What Is a Financial Audit?

A financial audit is performed to give an unbiased opinion, either by an independent certified public accountant or a member of a professional organization such as the CPAs. This is usually done for review of an individual’s books of account or in preparation for tax submission. When an auditor carries out a review, they carefully examine the financial statement along with the supporting documentation to identify the items that require adjustment, such as inaccurate balance sheet figures. They also review the companies’ income and expenses accounts, looking for anomalies that can invalidate the financial statements. In some cases, they may make recommendations to correct the problems.

There are different kinds of financial audits. Some are conducted by the internal auditors of a company. The main advantage of internal audits is that they reveal many problems within the companies in the shortest time possible, saving the company from significant financial loss. Internal audits should be based on hard facts, rather than assumptions about the financial situation. Because of this, it is usually recommended to conduct an external audit, which is usually the case when the CPA is an outside employee of the company.

There are different kinds of financial audits. One kind is called an internal control examination, which is often used when CPA’s look at financial matters within a large corporation. Internal audits must be supported by evidence demonstrating that a company’s internal controls are effective and efficient. They cannot, for example, rely solely on the success of a company’s money management systems.

Another type of financial audits is called external audits.
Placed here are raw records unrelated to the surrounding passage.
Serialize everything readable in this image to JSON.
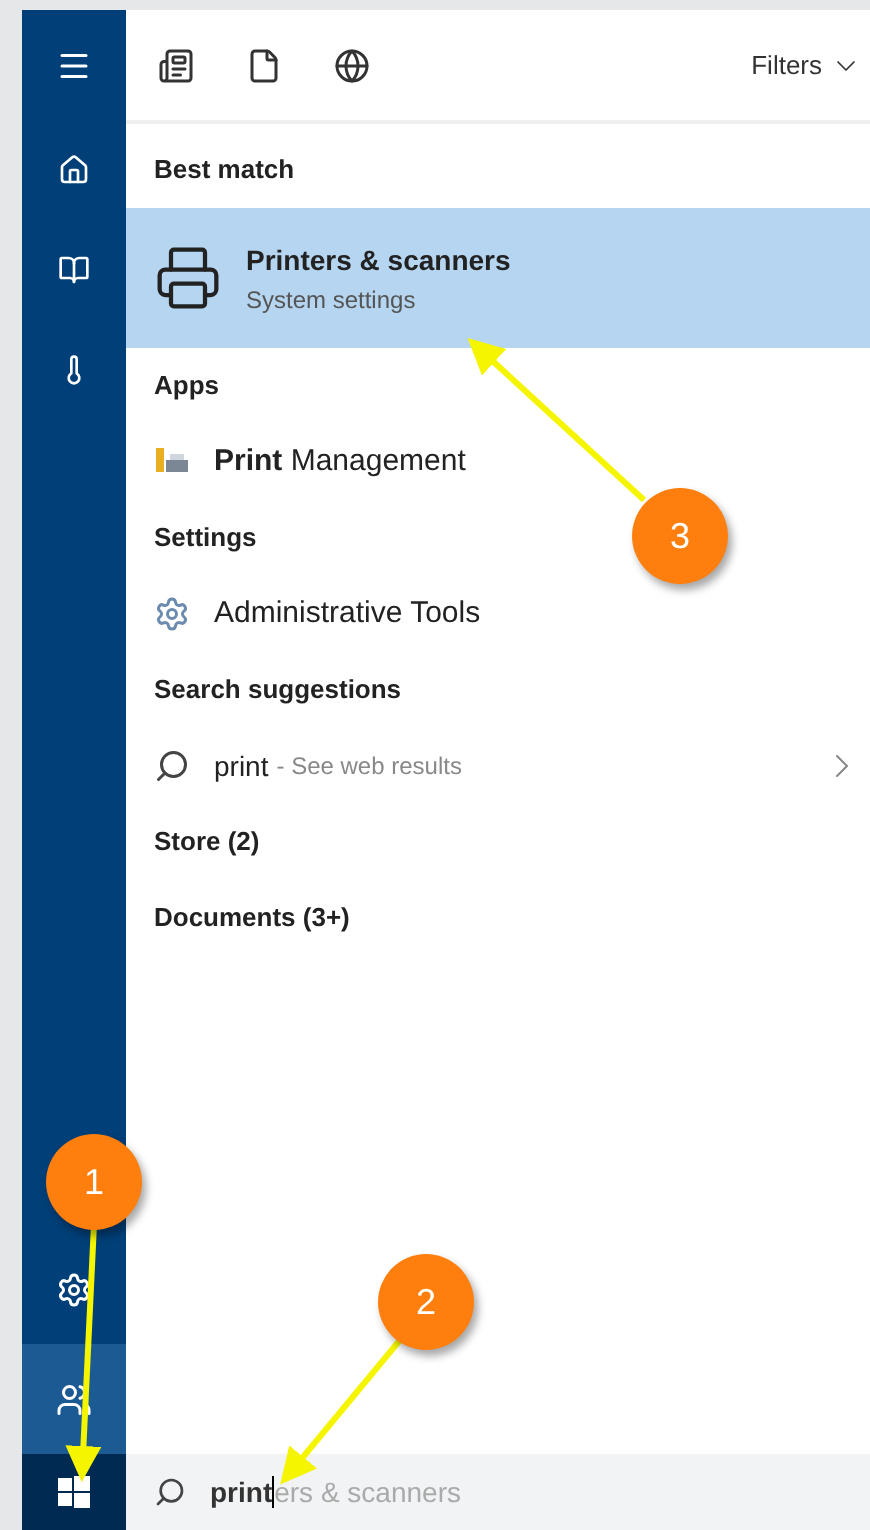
{
  "toolbar": {
    "filters_label": "Filters"
  },
  "sections": [
    {
      "heading": "Best match",
      "items": [
        {
          "kind": "best",
          "title": "Printers & scanners",
          "subtitle": "System settings",
          "selected": true
        }
      ]
    },
    {
      "heading": "Apps",
      "items": [
        {
          "kind": "app",
          "title": "**Print** Management",
          "selected": false
        }
      ]
    },
    {
      "heading": "Settings",
      "items": [
        {
          "kind": "setting",
          "title": "Administrative Tools",
          "selected": false
        }
      ]
    },
    {
      "heading": "Search suggestions",
      "items": [
        {
          "kind": "web",
          "title": "print",
          "subtitle": "- See web results",
          "selected": false
        }
      ]
    },
    {
      "heading": "Store (2)"
    },
    {
      "heading": "Documents (3+)"
    }
  ],
  "search": {
    "value": "print",
    "completion": "ers & scanners"
  },
  "callouts": [
    {
      "label": "1"
    },
    {
      "label": "2"
    },
    {
      "label": "3"
    }
  ]
}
These types of audits are usually recommended when CPA’s suspect that a company has provided inaccurate financial information or missing information. External audits also investigate whether the CPA has carried out an adequate review of the financial statements. Sometimes, the CPA is called upon to examine the audit reports in detail.

In some cases, CPA’s suggest that a company carry out internal controls as well as external audits. However, this approach is not widely used because it does not provide enough control coverage. It also doesn’t give companies a way to know if they are doing everything in compliance with laws such as the Sarbanes-Oxley Act (SEOA). Therefore, even though many large companies have several internal controls, they are not fully compliant with all of the requirements of the law.

Another drawback of conducting an audit of a company’s finances is that it can waste a lot of time. Financial audits should only be conducted in conjunction with an evaluation of the company’s internal controls and procedures. Management may not view the audit as an effort to prevent fraud or misrepresentation, especially if the company is relatively small. Management may view an internal audit as a time-consuming inconvenience, rather than as a financial threat to the company.

When evaluating the financial statements of a company, the auditor will look for information that would affect their opinion of the company’s internal control and procedures. Typically, the auditor will review the day-to-day financial records and the company’s financial report. They may look at the company’s credit policies and practices, its management policies and procedures, and its marketing policies and practices. Auditors will also review financial statements from years ago to asses performance. The auditor will not typically review financial reports from financial institutions such as banks, unless there is evidence of fraudulent activities on their part. If a bank fails to detect fraudulent transactions, the audit may uncover them.

Because financial statements provide information about a company’s financial health, the auditor will look for signs of distress. These signs may include a history of financial problems, unusual financial reports, financial losses, bankruptcies, and other indicators. If a company’s financial statements are incomplete or inaccurate, the auditor can alert management to problems that they may not be aware of on their own. For instance, a business may conceal inventory costs or credit card charges that should have been declared. Management should examine the financial reports carefully and make any necessary adjustments to correct the problem before issuing financial reports.